The upper back is the usually the place where you feel tension the most.

An incorrect posture often results in unnecessary hunching forward.

Read on for some quick and easy exercises to increase flexibility in your upper back, which at the same time will help tone your back muscles. This is often overlooked, yet is critical as these are the muscles constantly fighting gravity to allow us keep straight.

Upper back stretching

Round back (for relaxation)

Leaning forward, hands on knees, fingers toward the body, slightly round the lower back and push yourself up toward the ceiling, neck relaxed, elbows forward.

Hollow back

This one is to fight against dorsal kyphosis, more commonly known as a hunchback. Without arching, always press your legs on the seat, place your hands behind your buttocks and straighten up by arching the top of your back but without letting the bottom arch.

Fight against a strained back

Flat back

Sitting at the edge of the seat, push the ischia (pelvic bones on which we sit) into the seat, and at the same time, push the top of the head towards the ceiling.

It helps to imagine your head is being pulled up by a string on top of your head, resulting in a very upright and well-aligned posture.

Do both simultaneously and push the two ends as far apart as possible without relaxing or arching.

You should feel the back stiffen, become solid, and feel your lower abdominals harden. You extend your upper body as much as possible.

Is sitting posture important: Conclusion

Sitting posture is often ignored, and yet with most of us sitting down all day, it is probably one of the postures we should pay the most attention to.

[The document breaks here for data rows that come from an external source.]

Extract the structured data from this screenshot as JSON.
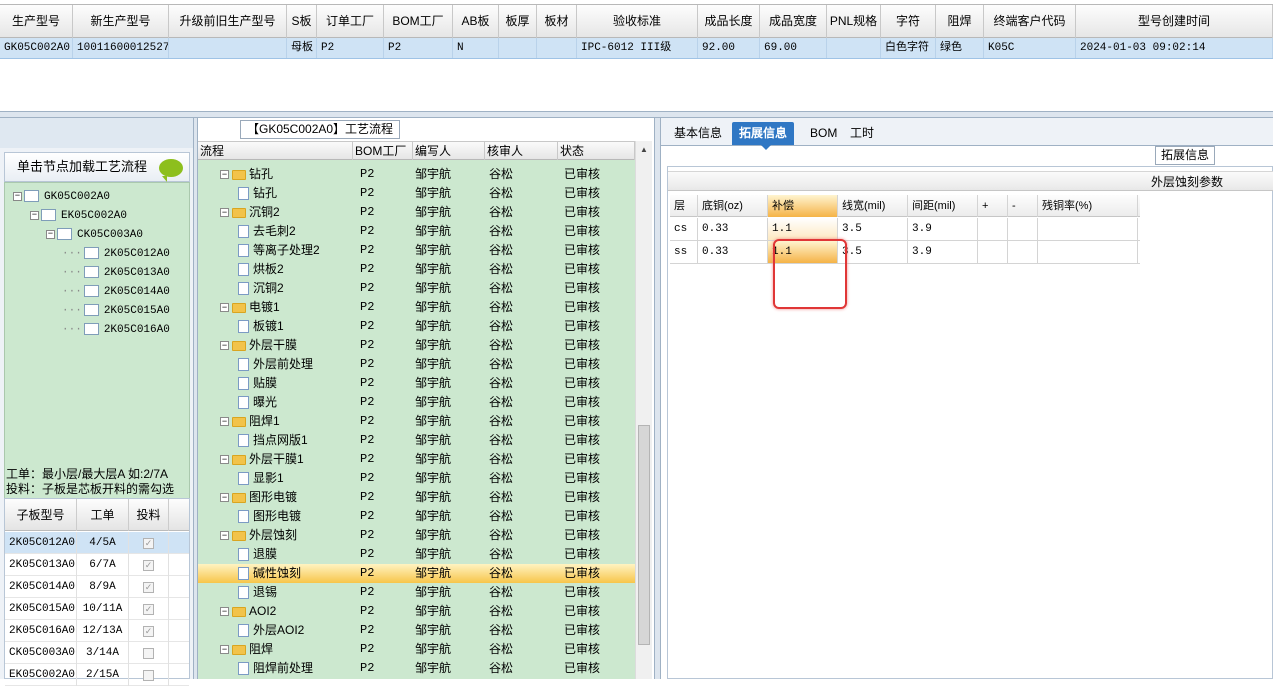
{
  "top_grid": {
    "headers": [
      "生产型号",
      "新生产型号",
      "升级前旧生产型号",
      "S板",
      "订单工厂",
      "BOM工厂",
      "AB板",
      "板厚",
      "板材",
      "验收标准",
      "成品长度",
      "成品宽度",
      "PNL规格",
      "字符",
      "阻焊",
      "终端客户代码",
      "型号创建时间"
    ],
    "row": [
      "GK05C002A0",
      "10011600012527",
      "",
      "母板",
      "P2",
      "P2",
      "N",
      "",
      "",
      "IPC-6012 III级",
      "92.00",
      "69.00",
      "",
      "白色字符",
      "绿色",
      "K05C",
      "2024-01-03 09:02:14"
    ]
  },
  "left_panel": {
    "load_button": "单击节点加载工艺流程",
    "tree": [
      "GK05C002A0",
      "EK05C002A0",
      "CK05C003A0",
      "2K05C012A0",
      "2K05C013A0",
      "2K05C014A0",
      "2K05C015A0",
      "2K05C016A0"
    ],
    "note_line1": "工单：最小层/最大层A 如:2/7A",
    "note_line2": "投料：子板是芯板开料的需勾选",
    "sub_headers": [
      "子板型号",
      "工单",
      "投料"
    ],
    "sub_rows": [
      {
        "model": "2K05C012A0",
        "order": "4/5A",
        "checked": true
      },
      {
        "model": "2K05C013A0",
        "order": "6/7A",
        "checked": true
      },
      {
        "model": "2K05C014A0",
        "order": "8/9A",
        "checked": true
      },
      {
        "model": "2K05C015A0",
        "order": "10/11A",
        "checked": true
      },
      {
        "model": "2K05C016A0",
        "order": "12/13A",
        "checked": true
      },
      {
        "model": "CK05C003A0",
        "order": "3/14A",
        "checked": false
      },
      {
        "model": "EK05C002A0",
        "order": "2/15A",
        "checked": false
      }
    ]
  },
  "mid_panel": {
    "title": "【GK05C002A0】工艺流程",
    "headers": [
      "流程",
      "BOM工厂",
      "编写人",
      "核审人",
      "状态"
    ],
    "rows": [
      {
        "name": "钻孔",
        "level": 0,
        "bom": "P2",
        "writer": "邹宇航",
        "reviewer": "谷松",
        "status": "已审核"
      },
      {
        "name": "钻孔",
        "level": 1,
        "bom": "P2",
        "writer": "邹宇航",
        "reviewer": "谷松",
        "status": "已审核"
      },
      {
        "name": "沉铜2",
        "level": 0,
        "bom": "P2",
        "writer": "邹宇航",
        "reviewer": "谷松",
        "status": "已审核"
      },
      {
        "name": "去毛刺2",
        "level": 1,
        "bom": "P2",
        "writer": "邹宇航",
        "reviewer": "谷松",
        "status": "已审核"
      },
      {
        "name": "等离子处理2",
        "level": 1,
        "bom": "P2",
        "writer": "邹宇航",
        "reviewer": "谷松",
        "status": "已审核"
      },
      {
        "name": "烘板2",
        "level": 1,
        "bom": "P2",
        "writer": "邹宇航",
        "reviewer": "谷松",
        "status": "已审核"
      },
      {
        "name": "沉铜2",
        "level": 1,
        "bom": "P2",
        "writer": "邹宇航",
        "reviewer": "谷松",
        "status": "已审核"
      },
      {
        "name": "电镀1",
        "level": 0,
        "bom": "P2",
        "writer": "邹宇航",
        "reviewer": "谷松",
        "status": "已审核"
      },
      {
        "name": "板镀1",
        "level": 1,
        "bom": "P2",
        "writer": "邹宇航",
        "reviewer": "谷松",
        "status": "已审核"
      },
      {
        "name": "外层干膜",
        "level": 0,
        "bom": "P2",
        "writer": "邹宇航",
        "reviewer": "谷松",
        "status": "已审核"
      },
      {
        "name": "外层前处理",
        "level": 1,
        "bom": "P2",
        "writer": "邹宇航",
        "reviewer": "谷松",
        "status": "已审核"
      },
      {
        "name": "贴膜",
        "level": 1,
        "bom": "P2",
        "writer": "邹宇航",
        "reviewer": "谷松",
        "status": "已审核"
      },
      {
        "name": "曝光",
        "level": 1,
        "bom": "P2",
        "writer": "邹宇航",
        "reviewer": "谷松",
        "status": "已审核"
      },
      {
        "name": "阻焊1",
        "level": 0,
        "bom": "P2",
        "writer": "邹宇航",
        "reviewer": "谷松",
        "status": "已审核"
      },
      {
        "name": "挡点网版1",
        "level": 1,
        "bom": "P2",
        "writer": "邹宇航",
        "reviewer": "谷松",
        "status": "已审核"
      },
      {
        "name": "外层干膜1",
        "level": 0,
        "bom": "P2",
        "writer": "邹宇航",
        "reviewer": "谷松",
        "status": "已审核"
      },
      {
        "name": "显影1",
        "level": 1,
        "bom": "P2",
        "writer": "邹宇航",
        "reviewer": "谷松",
        "status": "已审核"
      },
      {
        "name": "图形电镀",
        "level": 0,
        "bom": "P2",
        "writer": "邹宇航",
        "reviewer": "谷松",
        "status": "已审核"
      },
      {
        "name": "图形电镀",
        "level": 1,
        "bom": "P2",
        "writer": "邹宇航",
        "reviewer": "谷松",
        "status": "已审核"
      },
      {
        "name": "外层蚀刻",
        "level": 0,
        "bom": "P2",
        "writer": "邹宇航",
        "reviewer": "谷松",
        "status": "已审核"
      },
      {
        "name": "退膜",
        "level": 1,
        "bom": "P2",
        "writer": "邹宇航",
        "reviewer": "谷松",
        "status": "已审核"
      },
      {
        "name": "碱性蚀刻",
        "level": 1,
        "bom": "P2",
        "writer": "邹宇航",
        "reviewer": "谷松",
        "status": "已审核",
        "selected": true
      },
      {
        "name": "退锡",
        "level": 1,
        "bom": "P2",
        "writer": "邹宇航",
        "reviewer": "谷松",
        "status": "已审核"
      },
      {
        "name": "AOI2",
        "level": 0,
        "bom": "P2",
        "writer": "邹宇航",
        "reviewer": "谷松",
        "status": "已审核"
      },
      {
        "name": "外层AOI2",
        "level": 1,
        "bom": "P2",
        "writer": "邹宇航",
        "reviewer": "谷松",
        "status": "已审核"
      },
      {
        "name": "阻焊",
        "level": 0,
        "bom": "P2",
        "writer": "邹宇航",
        "reviewer": "谷松",
        "status": "已审核"
      },
      {
        "name": "阻焊前处理",
        "level": 1,
        "bom": "P2",
        "writer": "邹宇航",
        "reviewer": "谷松",
        "status": "已审核"
      }
    ]
  },
  "right_panel": {
    "tabs": [
      "基本信息",
      "拓展信息",
      "BOM",
      "工时"
    ],
    "active_tab": 1,
    "label": "拓展信息",
    "group_title": "外层蚀刻参数",
    "headers": [
      "层",
      "底铜(oz)",
      "补偿",
      "线宽(mil)",
      "间距(mil)",
      "+",
      "-",
      "残铜率(%)"
    ],
    "rows": [
      [
        "cs",
        "0.33",
        "1.1",
        "3.5",
        "3.9",
        "",
        "",
        ""
      ],
      [
        "ss",
        "0.33",
        "1.1",
        "3.5",
        "3.9",
        "",
        "",
        ""
      ]
    ]
  }
}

The way we sit affects our breathing, spine, muscles and that is reason enough to be careful to sit properly.

Related post: How to fix a sedentary lifestyle and reasons to fight this disease

About Megan Smith

Megan has been fighting overweight and her plus size since her teenage years. After trying all types of remedies without success, she started doing her own research. Megan founded PlusSizeZeal.com to share her findings. She also developed various detailed buying guides for plus-size people in order to make their lives easier and more comfortable. Read More